> _EXERCISE_: Your answer should be every line of the entries that has the string "Photo" in it.

> _ENTRIES SUPPLIED_:

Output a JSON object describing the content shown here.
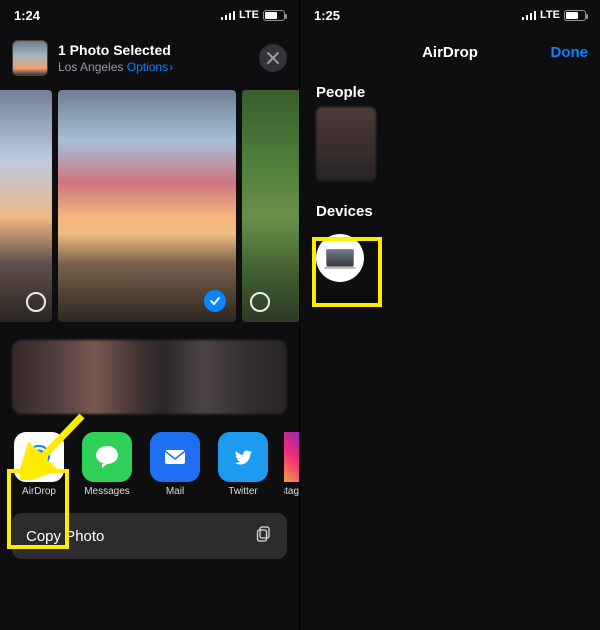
{
  "left": {
    "status": {
      "time": "1:24",
      "network": "LTE"
    },
    "header": {
      "title": "1 Photo Selected",
      "subtitle_location": "Los Angeles",
      "options_label": "Options"
    },
    "apps": [
      {
        "key": "airdrop",
        "label": "AirDrop"
      },
      {
        "key": "messages",
        "label": "Messages"
      },
      {
        "key": "mail",
        "label": "Mail"
      },
      {
        "key": "twitter",
        "label": "Twitter"
      },
      {
        "key": "insta",
        "label": "Instagram"
      }
    ],
    "actions": {
      "copy_photo": "Copy Photo"
    }
  },
  "right": {
    "status": {
      "time": "1:25",
      "network": "LTE"
    },
    "nav": {
      "title": "AirDrop",
      "done": "Done"
    },
    "sections": {
      "people": "People",
      "devices": "Devices"
    }
  }
}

> _ANSWER SPACE_:
      "title": "1 Photo Selected",
      "copy_photo": "Copy Photo"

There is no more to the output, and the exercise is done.